  16. ^ "Profile: Michal Kaminski MEP". BBC News. 16 July 2009. Retrieved 5 April 2010. 
  17. ^ "Kamiński's credo". Conservativehome.blogs.com. 15 July 2009. Retrieved 30 April 2010. 
  18. ^ Waterfield, Bruno (14 July 2009). "Tory MEP Edward McMillan-Scott expelled after poll rebellion". The Daily Telegraph (London). Retrieved 16 July 2009. 
  19. ^ "Conservatives expel MEP after row over right-wing bloc". The New Statesman. UK. 15 July 2009. Retrieved 15 July 2009. 
  20. ^ James Macintyre (6 August 2009). "All "sizzle" and no substance". The New Statesman. UK. Retrieved 18 October 2009. 
  21. ^ Allegra Stratton (16 October 2009). "Tories' European allies become matter of concern to US officials". The Guardian (London). Retrieved 18 October 2009. 
  22. ^ Helm, Toby (18 October 2009). "House of Commons computer used to hide past of Tory ally Kaminski". The Observer (London). Retrieved 18 October 2009. 
  23. ^ "Differences of Revision as of 09:56, 25 June 2009". Retrieved 18 October 2009. 
  24. ^ Syal, Rajeev (27 January 2011). "Turmoil for Tories in Europe as alliance leader 'hounded out'". The Guardian (London). 
  25. ^ "Daniel Hannan MEP We Can Be Very Proud Of Our New Leader in the European Parliament". Conservativehome.blogs.com. 15 July 2009. Retrieved 30 April 2010. 
  26. ^ Churcher, Joe (9 August 2009). "The Independent, "Tories face fresh questions over Euro alliance", 9 August 2009". The Independent (London). Retrieved 30 April 2010. 
  27. ^ Presentation of the work programme of the Swedish Presidency (debate), European Parliament, 15 July 2009. Michał Tomasz Kamiński: "Warto przy tym pamiętać, że właśnie w demokratycznym referendum irlandzki naród traktat lizboński odrzucił. Mając szacunek dla demokracji, powinniśmy głos Irlandczyków uszanować." English translation: "It is with this in mind that in a democratic referendum the Irish people rejected the Treaty of Lisbon. With respect to democracy, we should respect the Irish vote."

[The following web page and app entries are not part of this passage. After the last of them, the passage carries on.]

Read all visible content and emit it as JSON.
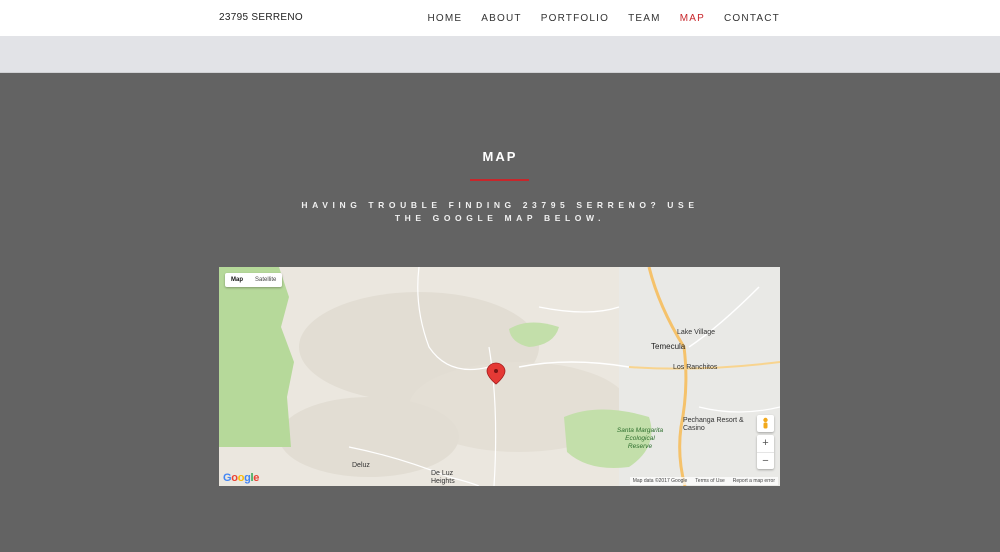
{
  "header": {
    "brand": "23795 SERRENO",
    "nav": [
      {
        "label": "HOME"
      },
      {
        "label": "ABOUT"
      },
      {
        "label": "PORTFOLIO"
      },
      {
        "label": "TEAM"
      },
      {
        "label": "MAP",
        "active": true
      },
      {
        "label": "CONTACT"
      }
    ]
  },
  "section": {
    "title": "MAP",
    "subtitle": "HAVING TROUBLE FINDING 23795 SERRENO? USE THE GOOGLE MAP BELOW."
  },
  "map": {
    "type_options": [
      "Map",
      "Satellite"
    ],
    "selected_type": "Map",
    "labels": {
      "temecula": "Temecula",
      "lake_village": "Lake Village",
      "los_ranchitos": "Los Ranchitos",
      "pechanga": "Pechanga Resort & Casino",
      "santa_margarita": "Santa Margarita Ecological Reserve",
      "deluz": "Deluz",
      "de_luz_heights": "De Luz Heights"
    },
    "attribution": {
      "map_data": "Map data ©2017 Google",
      "terms": "Terms of Use",
      "report": "Report a map error"
    },
    "zoom_in": "+",
    "zoom_out": "−",
    "logo": "Google",
    "colors": {
      "accent": "#c8262b",
      "park": "#b6d99a",
      "highway": "#f5c26b"
    }
  }
}
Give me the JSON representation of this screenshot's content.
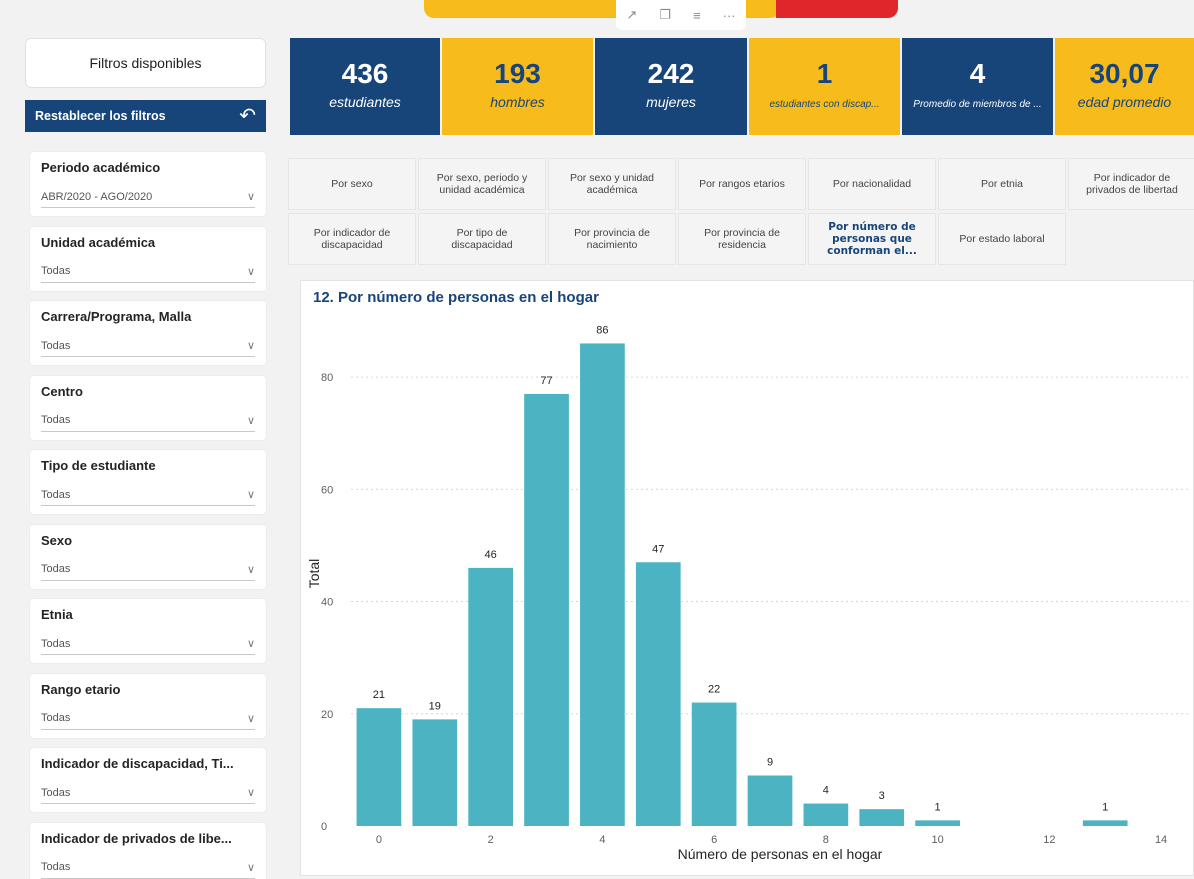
{
  "toolbar": {
    "pin_icon": "pin-icon",
    "copy_icon": "copy-icon",
    "filter_icon": "filter-icon",
    "more_label": "···"
  },
  "sidebar": {
    "title": "Filtros disponibles",
    "reset_label": "Restablecer los filtros",
    "slicers": [
      {
        "label": "Periodo académico",
        "value": "ABR/2020 - AGO/2020"
      },
      {
        "label": "Unidad académica",
        "value": "Todas"
      },
      {
        "label": "Carrera/Programa, Malla",
        "value": "Todas"
      },
      {
        "label": "Centro",
        "value": "Todas"
      },
      {
        "label": "Tipo de estudiante",
        "value": "Todas"
      },
      {
        "label": "Sexo",
        "value": "Todas"
      },
      {
        "label": "Etnia",
        "value": "Todas"
      },
      {
        "label": "Rango etario",
        "value": "Todas"
      },
      {
        "label": "Indicador de discapacidad, Ti...",
        "value": "Todas"
      },
      {
        "label": "Indicador de privados de libe...",
        "value": "Todas"
      }
    ]
  },
  "kpis": [
    {
      "value": "436",
      "label": "estudiantes"
    },
    {
      "value": "193",
      "label": "hombres"
    },
    {
      "value": "242",
      "label": "mujeres"
    },
    {
      "value": "1",
      "label": "estudiantes con discap..."
    },
    {
      "value": "4",
      "label": "Promedio de miembros de ..."
    },
    {
      "value": "30,07",
      "label": "edad promedio"
    }
  ],
  "tabs": [
    {
      "label": "Por sexo"
    },
    {
      "label": "Por sexo, periodo y unidad académica"
    },
    {
      "label": "Por sexo y unidad académica"
    },
    {
      "label": "Por rangos etarios"
    },
    {
      "label": "Por nacionalidad"
    },
    {
      "label": "Por etnia"
    },
    {
      "label": "Por indicador de privados de libertad"
    },
    {
      "label": "Por indicador de discapacidad"
    },
    {
      "label": "Por tipo de discapacidad"
    },
    {
      "label": "Por provincia de nacimiento"
    },
    {
      "label": "Por provincia de residencia"
    },
    {
      "label": "Por número de personas que conforman el...",
      "active": true
    },
    {
      "label": "Por estado laboral"
    }
  ],
  "colors": {
    "navy": "#17457a",
    "yellow": "#f7bc1c",
    "bar": "#4bb3c1"
  },
  "chart_data": {
    "type": "bar",
    "title": "12. Por número de personas en el hogar",
    "xlabel": "Número de personas en el hogar",
    "ylabel": "Total",
    "x": [
      0,
      1,
      2,
      3,
      4,
      5,
      6,
      7,
      8,
      9,
      10,
      13
    ],
    "values": [
      21,
      19,
      46,
      77,
      86,
      47,
      22,
      9,
      4,
      3,
      1,
      1
    ],
    "xticks": [
      0,
      2,
      4,
      6,
      8,
      10,
      12,
      14
    ],
    "yticks": [
      0,
      20,
      40,
      60,
      80
    ],
    "xlim": [
      -0.5,
      14.5
    ],
    "ylim": [
      0,
      90
    ],
    "grid": true
  }
}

  28. ^ "Google Translate". Translate.google.co.uk. Retrieved 30 April 2010. 

External links[edit]

Party political offices
Preceded by
Timothy Kirkhope
Chairman European Conservatives and Reformists
2009–2011
Succeeded by
Jan Zahradil